The good news is that real wages are gaining ground for the first time in nearly two years in Brazil. The turnaround — reconfirmed with the release of February data — should not be much of a surprise: It comes as a result of the successful fight on the part of the central bank to rein in inflation and inflation expectations.
On the jobs front, we continue to see an improvement in formal employment. Our focus is on formal employment because much of the job creation during 2003 — job creation was up 5.5%, the strongest in the past ten years — was of questionable origin. There is evidence that the workforce increased last year as workers sought to supplement their real wages, which had been damaged by inflation. An improvement in employment and wage mass brought on by declining average wages is hardly the kind of recovery in jobs to be lauded. The good news, however, is that the most recent data in early 2004 suggest a turnaround in average wages and a continued improvement in formal employment. The most recent data from Brazil’s industrial chamber (CNI) suggest employment rose slightly in February compared with January, as did hours worked. The biggest gains, however, were seen in real wages, up 1.2% from the previous month and up 7.2% compared with the same month from the previous year.
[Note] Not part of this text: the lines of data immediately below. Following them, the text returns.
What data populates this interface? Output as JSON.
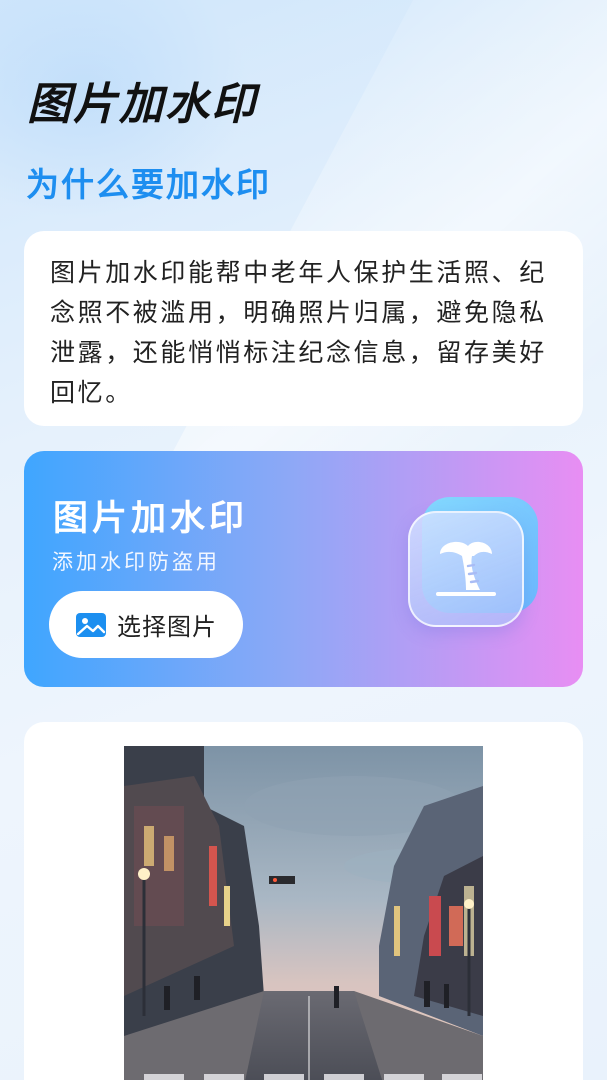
{
  "header": {
    "title": "图片加水印"
  },
  "why": {
    "title": "为什么要加水印",
    "description": "图片加水印能帮中老年人保护生活照、纪念照不被滥用，明确照片归属，避免隐私泄露，还能悄悄标注纪念信息，留存美好回忆。"
  },
  "hero": {
    "title": "图片加水印",
    "subtitle": "添加水印防盗用",
    "button_label": "选择图片",
    "button_icon": "image-icon",
    "art_icon": "palm-tree-icon"
  },
  "preview": {
    "image": "city-street-photo"
  },
  "colors": {
    "accent": "#1d8ef0",
    "hero_gradient_start": "#3fa6ff",
    "hero_gradient_end": "#e88ef3"
  }
}
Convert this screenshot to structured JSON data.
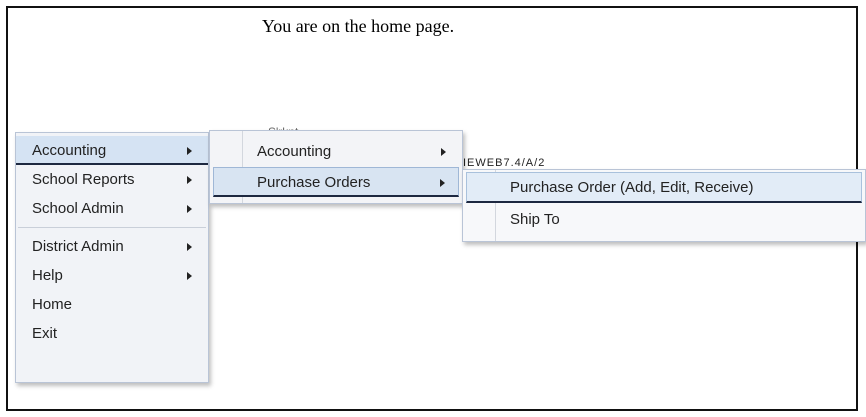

While consumer confidence has been a bit more volatile, business confidence remains upbeat. The most recent survey, conducted by Sao Paulo’s FIESP in March, showed 63% of those surveyed were optimistic about their operations in 2004, virtually unchanged from 65% in February. (There was a slight decline in the proportion of “very confident” responses, to 8% from 12% the previous month).
Meanwhile, credit conditions continue to improve, with consumer credit leading the way. Our Latam banks analyst, Jorge Kuri, sees upside to bank forecasts of 20-25% credit growth in 2004. In meeting after meeting with the principal banking groups in Brazil in mid-April, the message from Jorge remains upbeat on good loan growth. Indeed, there is some anecdotal evidence that corporate lending and activity has begun to gain ground in late March and early April.
For example, signs of strong paper packaging demand in March and in early April bodes well for an upturn in industrial activity and retail sales in the months to come. In March, Brazil paper packaging sales posted a strong recovery, reaching 180,196 tons, a 13% increase year over year. Even adjusting for the carnival holiday (which fell in March last year in contrast with February this year), year-to-date sales were still up 6% year over year. According to our Latam paper and pulp analyst, Andres Perez, the packaging pickup suggests that consumption is gaining ground as the bulk of paper packaging is used in non-durable and semi-durable consumer goods industries.
It’s inevitable with any turnaround — the pace of the recovery is rarely constant. After a strong upturn in industrial activity in the second half of 2003, and an improvement most dramatically seen in interest-rate sensitive durable consumption, Brazil’s upturn is showing signs of consolidation. It is easy to pick one or two months of industrial output data and argue that the recovery is over — or, even more misguided, to ask when the recovery is set to begin. But the good news is that the underlying drivers of a turnaround — real wages, employment and lower interest rates — are all kicking in for the first time in years. While the markets are likely to experience considerable jitters in the months to come as the Fed hike becomes “imminent,” then fades as a risk and then becomes “imminent” again, we believe Brazil’s real economy is likely to surprise in 2004 with better growth than most expect.